SEOUL/WASHINGTON – North Korea’s test-firings of six short-range projectiles in three days may not reflect a return to a pattern of provocations by Kim Jong Un’s regime, according to the U.S. military’s top spokesman.
The launches don’t in themselves end a “provocation pause” and “do not necessarily violate” North Korea’s international obligations, Pentagon spokesman George Little, told reporters Monday in Washington. “I think we can safely say we remain in a period of tensions that are relatively small-scale by comparison” in the months after Pyongyang tested a nuclear device in February.
The firing of any projectiles Tuesday appeared to have “significantly diminished,” South Korean Defense Ministry spokesman Kim Min Seok said.
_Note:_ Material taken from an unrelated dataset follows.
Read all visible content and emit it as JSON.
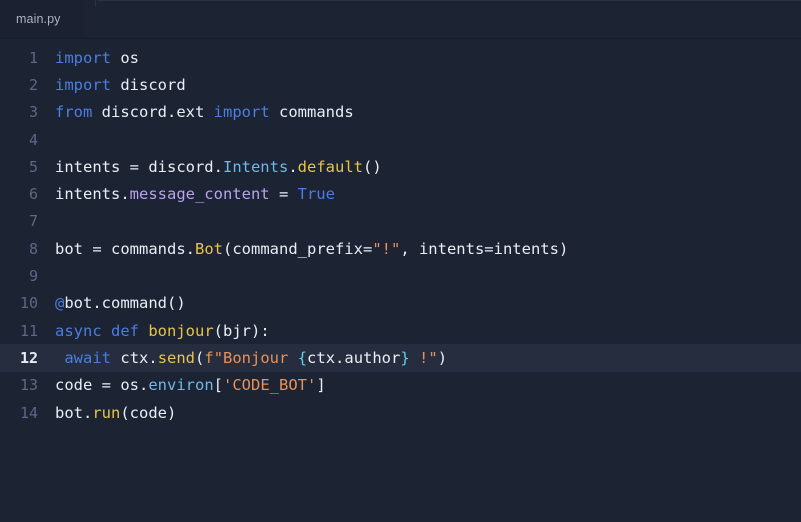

The regime, which fired two missiles Monday and four more projectiles over the weekend, said it is exercising its right to conduct the tests as part of regular military drills.
North Korea’s threats have moderated since annual U.S.-South Korea military exercises ended last month. Officials in Washington and Seoul have intensified diplomatic efforts to ease tensions and boost China’s participation in global sanctions that target the North’s nuclear weapons program.
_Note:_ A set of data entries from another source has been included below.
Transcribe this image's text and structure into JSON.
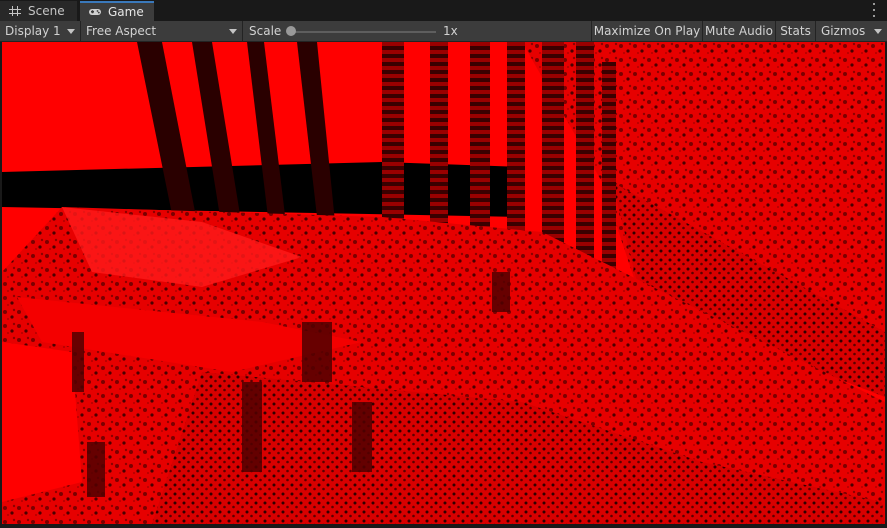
{
  "tabs": [
    {
      "label": "Scene",
      "icon": "grid-icon"
    },
    {
      "label": "Game",
      "icon": "gamepad-icon"
    }
  ],
  "toolbar": {
    "display": "Display 1",
    "aspect": "Free Aspect",
    "scale_label": "Scale",
    "scale_value": "1x",
    "scale_slider": 0.0,
    "maximize": "Maximize On Play",
    "mute": "Mute Audio",
    "stats": "Stats",
    "gizmos": "Gizmos"
  },
  "colors": {
    "accent": "#3a79bb",
    "render_tint": "#ff0000"
  }
}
“We are monitoring what is happening,” Little said. “We hope that over time the North Koreans continue to look hard at the need for peace and stability on the peninsula.”
The totalitarian state’s official Korean Central News Agency said Monday that its missile exercises were intended to boost deterrence against rising threats from the U.S. and South Korea. Before last weekend, attention had focused on whether North Korea would conduct a test firing of its midrange Musudan rocket.
With a range of 4,800-5,600 km, the Musudan poses a potential threat to Guam, a U.S. territory, though not to Hawaii or the U.S. mainland, according to testimony before Congress given in April by Adm. Samuel Locklear, head of the U.S. Pacific Command.
“The North is likely testing these missiles as an armed protest against the recent military drills jointly conducted by the U.S. and South Korea” in March and April, said Yang Moo Jin, a professor at the University of North Korean Studies in Seoul.
After the nuclear weapon test in February, Kim’s regime threatened pre-emptive nuclear strikes against South Korea and the U.S. The warnings led the U.S., South Korea and Japan to boost defenses and raised concern in China, the North’s biggest ally.
The U.S. and South Korea have repeatedly called on China, the North’s biggest trading partner, which has shielded the nation from tough action by the U.N., to make greater efforts to enforce sanctions targeting the North’s nuclear weapons program.
“There are some indications that China is slowly evolving its thoughts and stance vis-a-vis North Korea,” South Korean Foreign Minister Yun Byung Se said Tuesday. North Korea’s “erratic behavior” is taking a toll and there is a “growing recognition” the North is becoming “a liability, instead of a strategic asset.”